On the evening of August 3rd Father Palin was again visited by the young archbishop and some of his confreres; and, though he seemed tired, no one thought that it was time to recite the prayers for the dying for him. During the following night, however, he breathed his last a little after midnight at the onset of the Feast of St. Dominic. That had been Father Granet’s feast day and Father Palin had venerated him as one of his heavenly patrons.

 The funeral was held on August 6th in the parish church of Notre Dame. It was memorable by reason of the throng of the clergy present and by the attendance of three bishops: the archbishops of St. Boniface and Montreal, and the Bishop of Valleyfield; all three of them regarded Father Palin as the Father of their priestly life. Archbishop Langevin of St. Boniface deigned to pontificate at the Funeral Mass. Archbishop Bruchesi, having left for the occasion the retreat house where he was preparing himself for his consecration, gave the absolution and followed the mortal remains to the cemetery of the Grand Seminary. There the last prayers were said by Father Colin, Superior of the Montreal community.

All the gaps that the hand of God creates in our ranks remind us to pray that He will send to our work which always seems to be on the increase many more workers. May He inspire in more of Father Palin’s young countrymen a love like his own for that work of the seminaries where in a silent and hidden life the work is so fruitful for the highest interests of the Church.

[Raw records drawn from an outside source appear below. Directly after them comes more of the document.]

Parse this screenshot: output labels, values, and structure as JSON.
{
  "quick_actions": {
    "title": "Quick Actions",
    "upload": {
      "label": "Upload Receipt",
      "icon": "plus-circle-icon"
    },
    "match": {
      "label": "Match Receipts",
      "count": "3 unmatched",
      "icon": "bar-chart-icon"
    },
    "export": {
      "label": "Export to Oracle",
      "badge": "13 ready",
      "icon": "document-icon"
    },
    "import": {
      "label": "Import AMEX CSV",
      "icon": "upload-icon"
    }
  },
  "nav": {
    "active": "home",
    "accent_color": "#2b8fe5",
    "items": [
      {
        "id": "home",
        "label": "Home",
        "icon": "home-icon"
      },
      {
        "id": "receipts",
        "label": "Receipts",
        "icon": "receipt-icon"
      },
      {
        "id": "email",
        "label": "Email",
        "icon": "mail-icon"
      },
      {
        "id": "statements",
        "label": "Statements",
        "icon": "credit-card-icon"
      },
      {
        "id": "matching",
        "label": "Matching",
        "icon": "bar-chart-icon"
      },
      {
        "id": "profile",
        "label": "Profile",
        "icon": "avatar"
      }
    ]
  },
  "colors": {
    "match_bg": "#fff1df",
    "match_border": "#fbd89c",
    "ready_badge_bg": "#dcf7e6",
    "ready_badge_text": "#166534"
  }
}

I renew to you, Fathers and dear confreres, the expression of my affectionate regards in Our Lord.

A. Captier

Superior of St. Sulpice